▶ **Assignment**
From the first line to the last, reproduce the records below exactly, omitting any picture.

▶ **Information supplied**
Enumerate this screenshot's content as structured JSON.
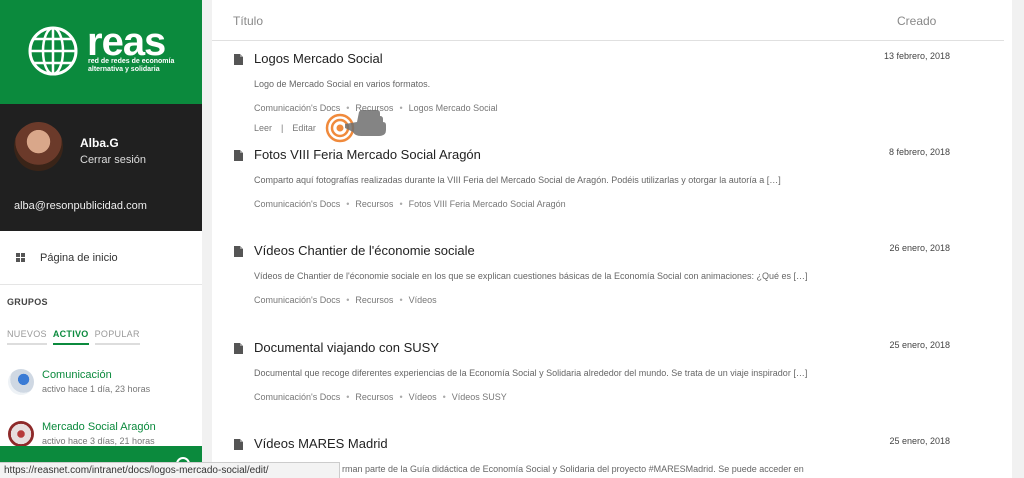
{
  "brand": {
    "name": "reas",
    "tagline_line1": "red de redes de economía",
    "tagline_line2": "alternativa y solidaria",
    "color": "#0b8a3d"
  },
  "user": {
    "name": "Alba.G",
    "logout_label": "Cerrar sesión",
    "email": "alba@resonpublicidad.com"
  },
  "nav": {
    "home_label": "Página de inicio"
  },
  "groups": {
    "title": "GRUPOS",
    "tabs": [
      "NUEVOS",
      "ACTIVO",
      "POPULAR"
    ],
    "active_tab": "ACTIVO",
    "items": [
      {
        "name": "Comunicación",
        "meta": "activo hace 1 día, 23 horas"
      },
      {
        "name": "Mercado Social Aragón",
        "meta": "activo hace 3 días, 21 horas"
      }
    ]
  },
  "table": {
    "col_title": "Título",
    "col_created": "Creado"
  },
  "docs": [
    {
      "title": "Logos Mercado Social",
      "date": "13 febrero, 2018",
      "desc": "Logo de Mercado Social en varios formatos.",
      "cats": [
        "Comunicación's Docs",
        "Recursos",
        "Logos Mercado Social"
      ],
      "actions": [
        "Leer",
        "Editar"
      ]
    },
    {
      "title": "Fotos VIII Feria Mercado Social Aragón",
      "date": "8 febrero, 2018",
      "desc": "Comparto aquí fotografías realizadas durante la VIII Feria del Mercado Social de Aragón. Podéis utilizarlas y otorgar la autoría a […]",
      "cats": [
        "Comunicación's Docs",
        "Recursos",
        "Fotos VIII Feria Mercado Social Aragón"
      ]
    },
    {
      "title": "Vídeos Chantier de l'économie sociale",
      "date": "26 enero, 2018",
      "desc": "Vídeos de Chantier de l'économie sociale en los que se explican cuestiones básicas de la Economía Social con animaciones: ¿Qué es […]",
      "cats": [
        "Comunicación's Docs",
        "Recursos",
        "Vídeos"
      ]
    },
    {
      "title": "Documental viajando con SUSY",
      "date": "25 enero, 2018",
      "desc": "Documental que recoge diferentes experiencias de la Economía Social y Solidaria alrededor del mundo. Se trata de un viaje inspirador […]",
      "cats": [
        "Comunicación's Docs",
        "Recursos",
        "Vídeos",
        "Vídeos SUSY"
      ]
    },
    {
      "title": "Vídeos MARES Madrid",
      "date": "25 enero, 2018",
      "desc": "rman parte de la Guía didáctica de Economía Social y Solidaria del proyecto #MARESMadrid. Se puede acceder en",
      "cats": []
    }
  ],
  "statusbar": {
    "url": "https://reasnet.com/intranet/docs/logos-mercado-social/edit/"
  }
}
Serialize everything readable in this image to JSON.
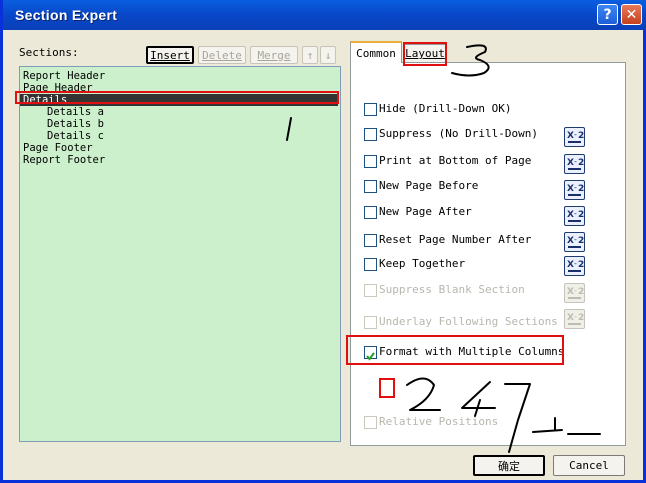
{
  "window": {
    "title": "Section Expert"
  },
  "sections_panel": {
    "label": "Sections:",
    "buttons": {
      "insert": "Insert",
      "delete": "Delete",
      "merge": "Merge"
    },
    "items": [
      "Report Header",
      "Page Header",
      "Details",
      "Details a",
      "Details b",
      "Details c",
      "Page Footer",
      "Report Footer"
    ],
    "selected_item": "Details"
  },
  "tabs": {
    "common": "Common",
    "layout": "Layout",
    "active": "Common"
  },
  "options": [
    {
      "label": "Hide (Drill-Down OK)",
      "checked": false,
      "enabled": true,
      "has_formula": false
    },
    {
      "label": "Suppress (No Drill-Down)",
      "checked": false,
      "enabled": true,
      "has_formula": true
    },
    {
      "label": "Print at Bottom of Page",
      "checked": false,
      "enabled": true,
      "has_formula": true
    },
    {
      "label": "New Page Before",
      "checked": false,
      "enabled": true,
      "has_formula": true
    },
    {
      "label": "New Page After",
      "checked": false,
      "enabled": true,
      "has_formula": true
    },
    {
      "label": "Reset Page Number After",
      "checked": false,
      "enabled": true,
      "has_formula": true
    },
    {
      "label": "Keep Together",
      "checked": false,
      "enabled": true,
      "has_formula": true
    },
    {
      "label": "Suppress Blank Section",
      "checked": false,
      "enabled": false,
      "has_formula": true
    },
    {
      "label": "Underlay Following Sections",
      "checked": false,
      "enabled": false,
      "has_formula": true
    },
    {
      "label": "Format with Multiple Columns",
      "checked": true,
      "enabled": true,
      "has_formula": false
    },
    {
      "label": "Relative Positions",
      "checked": false,
      "enabled": false,
      "has_formula": false
    }
  ],
  "footer": {
    "ok": "确定",
    "cancel": "Cancel"
  },
  "colors": {
    "title_bar": "#0A5FE0",
    "list_bg": "#CCF0CC",
    "highlight": "#E01010"
  }
}
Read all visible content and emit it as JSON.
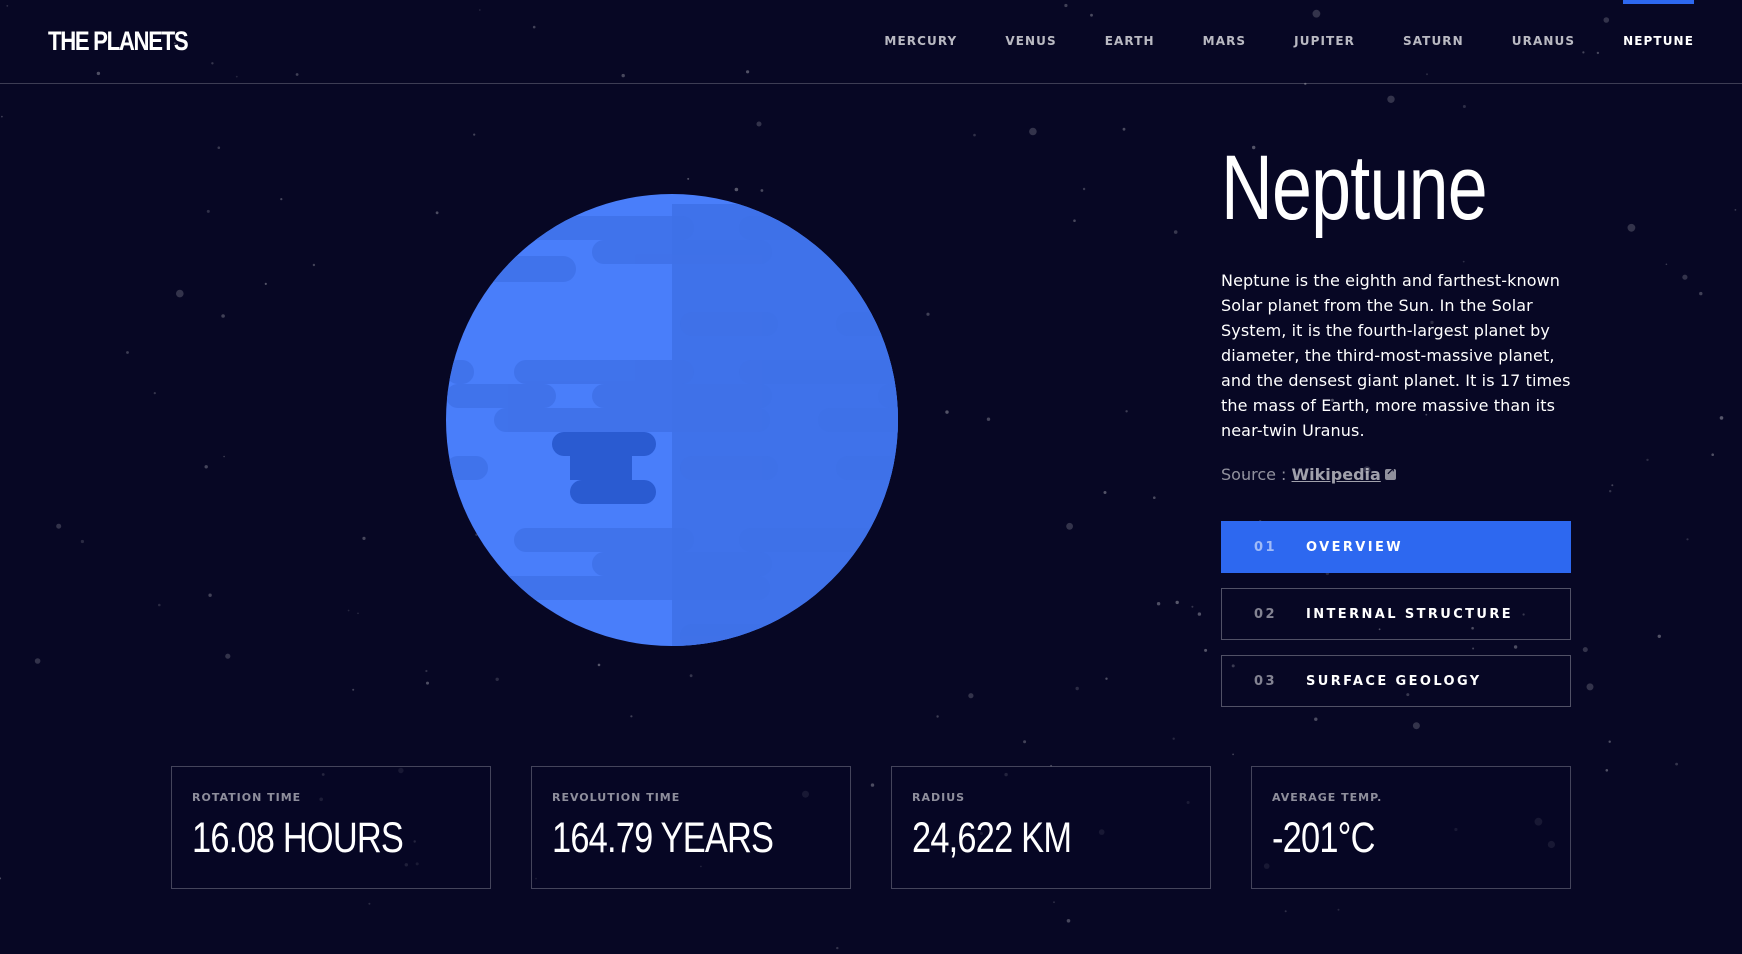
{
  "header": {
    "logo": "THE PLANETS",
    "nav": [
      "MERCURY",
      "VENUS",
      "EARTH",
      "MARS",
      "JUPITER",
      "SATURN",
      "URANUS",
      "NEPTUNE"
    ],
    "active": "NEPTUNE"
  },
  "planet": {
    "name": "Neptune",
    "description": "Neptune is the eighth and farthest-known Solar planet from the Sun. In the Solar System, it is the fourth-largest planet by diameter, the third-most-massive planet, and the densest giant planet. It is 17 times the mass of Earth, more massive than its near-twin Uranus.",
    "source_prefix": "Source : ",
    "source_link": "Wikipedia",
    "source_icon": "external-link-icon",
    "illustration_icon": "neptune-planet-icon"
  },
  "tabs": [
    {
      "num": "01",
      "label": "OVERVIEW",
      "active": true
    },
    {
      "num": "02",
      "label": "INTERNAL STRUCTURE",
      "active": false
    },
    {
      "num": "03",
      "label": "SURFACE GEOLOGY",
      "active": false
    }
  ],
  "stats": [
    {
      "label": "ROTATION TIME",
      "value": "16.08 HOURS"
    },
    {
      "label": "REVOLUTION TIME",
      "value": "164.79 YEARS"
    },
    {
      "label": "RADIUS",
      "value": "24,622 KM"
    },
    {
      "label": "AVERAGE TEMP.",
      "value": "-201°C"
    }
  ],
  "colors": {
    "background": "#070724",
    "accent": "#2d68f0",
    "planet_light": "#497efa",
    "planet_dark": "#2d68f0"
  }
}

▶ **Finished task**
Enumerate this screenshot's content as structured JSON.
{
  "brand": {
    "name": "reas",
    "tagline_line1": "red de redes de economía",
    "tagline_line2": "alternativa y solidaria",
    "color": "#0b8a3d"
  },
  "user": {
    "name": "Alba.G",
    "logout_label": "Cerrar sesión",
    "email": "alba@resonpublicidad.com"
  },
  "nav": {
    "home_label": "Página de inicio"
  },
  "groups": {
    "title": "GRUPOS",
    "tabs": [
      "NUEVOS",
      "ACTIVO",
      "POPULAR"
    ],
    "active_tab": "ACTIVO",
    "items": [
      {
        "name": "Comunicación",
        "meta": "activo hace 1 día, 23 horas"
      },
      {
        "name": "Mercado Social Aragón",
        "meta": "activo hace 3 días, 21 horas"
      }
    ]
  },
  "table": {
    "col_title": "Título",
    "col_created": "Creado"
  },
  "docs": [
    {
      "title": "Logos Mercado Social",
      "date": "13 febrero, 2018",
      "desc": "Logo de Mercado Social en varios formatos.",
      "cats": [
        "Comunicación's Docs",
        "Recursos",
        "Logos Mercado Social"
      ],
      "actions": [
        "Leer",
        "Editar"
      ]
    },
    {
      "title": "Fotos VIII Feria Mercado Social Aragón",
      "date": "8 febrero, 2018",
      "desc": "Comparto aquí fotografías realizadas durante la VIII Feria del Mercado Social de Aragón. Podéis utilizarlas y otorgar la autoría a […]",
      "cats": [
        "Comunicación's Docs",
        "Recursos",
        "Fotos VIII Feria Mercado Social Aragón"
      ]
    },
    {
      "title": "Vídeos Chantier de l'économie sociale",
      "date": "26 enero, 2018",
      "desc": "Vídeos de Chantier de l'économie sociale en los que se explican cuestiones básicas de la Economía Social con animaciones: ¿Qué es […]",
      "cats": [
        "Comunicación's Docs",
        "Recursos",
        "Vídeos"
      ]
    },
    {
      "title": "Documental viajando con SUSY",
      "date": "25 enero, 2018",
      "desc": "Documental que recoge diferentes experiencias de la Economía Social y Solidaria alrededor del mundo. Se trata de un viaje inspirador […]",
      "cats": [
        "Comunicación's Docs",
        "Recursos",
        "Vídeos",
        "Vídeos SUSY"
      ]
    },
    {
      "title": "Vídeos MARES Madrid",
      "date": "25 enero, 2018",
      "desc": "rman parte de la Guía didáctica de Economía Social y Solidaria del proyecto #MARESMadrid. Se puede acceder en",
      "cats": []
    }
  ],
  "statusbar": {
    "url": "https://reasnet.com/intranet/docs/logos-mercado-social/edit/"
  }
}
Serialize everything readable in this image to JSON.
{
  "window": {
    "title": "Section Expert"
  },
  "sections_panel": {
    "label": "Sections:",
    "buttons": {
      "insert": "Insert",
      "delete": "Delete",
      "merge": "Merge"
    },
    "items": [
      "Report Header",
      "Page Header",
      "Details",
      "Details a",
      "Details b",
      "Details c",
      "Page Footer",
      "Report Footer"
    ],
    "selected_item": "Details"
  },
  "tabs": {
    "common": "Common",
    "layout": "Layout",
    "active": "Common"
  },
  "options": [
    {
      "label": "Hide (Drill-Down OK)",
      "checked": false,
      "enabled": true,
      "has_formula": false
    },
    {
      "label": "Suppress (No Drill-Down)",
      "checked": false,
      "enabled": true,
      "has_formula": true
    },
    {
      "label": "Print at Bottom of Page",
      "checked": false,
      "enabled": true,
      "has_formula": true
    },
    {
      "label": "New Page Before",
      "checked": false,
      "enabled": true,
      "has_formula": true
    },
    {
      "label": "New Page After",
      "checked": false,
      "enabled": true,
      "has_formula": true
    },
    {
      "label": "Reset Page Number After",
      "checked": false,
      "enabled": true,
      "has_formula": true
    },
    {
      "label": "Keep Together",
      "checked": false,
      "enabled": true,
      "has_formula": true
    },
    {
      "label": "Suppress Blank Section",
      "checked": false,
      "enabled": false,
      "has_formula": true
    },
    {
      "label": "Underlay Following Sections",
      "checked": false,
      "enabled": false,
      "has_formula": true
    },
    {
      "label": "Format with Multiple Columns",
      "checked": true,
      "enabled": true,
      "has_formula": false
    },
    {
      "label": "Relative Positions",
      "checked": false,
      "enabled": false,
      "has_formula": false
    }
  ],
  "footer": {
    "ok": "确定",
    "cancel": "Cancel"
  },
  "colors": {
    "title_bar": "#0A5FE0",
    "list_bg": "#CCF0CC",
    "highlight": "#E01010"
  }
}
Read all visible content and emit it as JSON.
{
  "header": {
    "logo": "THE PLANETS",
    "nav": [
      "MERCURY",
      "VENUS",
      "EARTH",
      "MARS",
      "JUPITER",
      "SATURN",
      "URANUS",
      "NEPTUNE"
    ],
    "active": "NEPTUNE"
  },
  "planet": {
    "name": "Neptune",
    "description": "Neptune is the eighth and farthest-known Solar planet from the Sun. In the Solar System, it is the fourth-largest planet by diameter, the third-most-massive planet, and the densest giant planet. It is 17 times the mass of Earth, more massive than its near-twin Uranus.",
    "source_prefix": "Source : ",
    "source_link": "Wikipedia",
    "source_icon": "external-link-icon",
    "illustration_icon": "neptune-planet-icon"
  },
  "tabs": [
    {
      "num": "01",
      "label": "OVERVIEW",
      "active": true
    },
    {
      "num": "02",
      "label": "INTERNAL STRUCTURE",
      "active": false
    },
    {
      "num": "03",
      "label": "SURFACE GEOLOGY",
      "active": false
    }
  ],
  "stats": [
    {
      "label": "ROTATION TIME",
      "value": "16.08 HOURS"
    },
    {
      "label": "REVOLUTION TIME",
      "value": "164.79 YEARS"
    },
    {
      "label": "RADIUS",
      "value": "24,622 KM"
    },
    {
      "label": "AVERAGE TEMP.",
      "value": "-201°C"
    }
  ],
  "colors": {
    "background": "#070724",
    "accent": "#2d68f0",
    "planet_light": "#497efa",
    "planet_dark": "#2d68f0"
  }
}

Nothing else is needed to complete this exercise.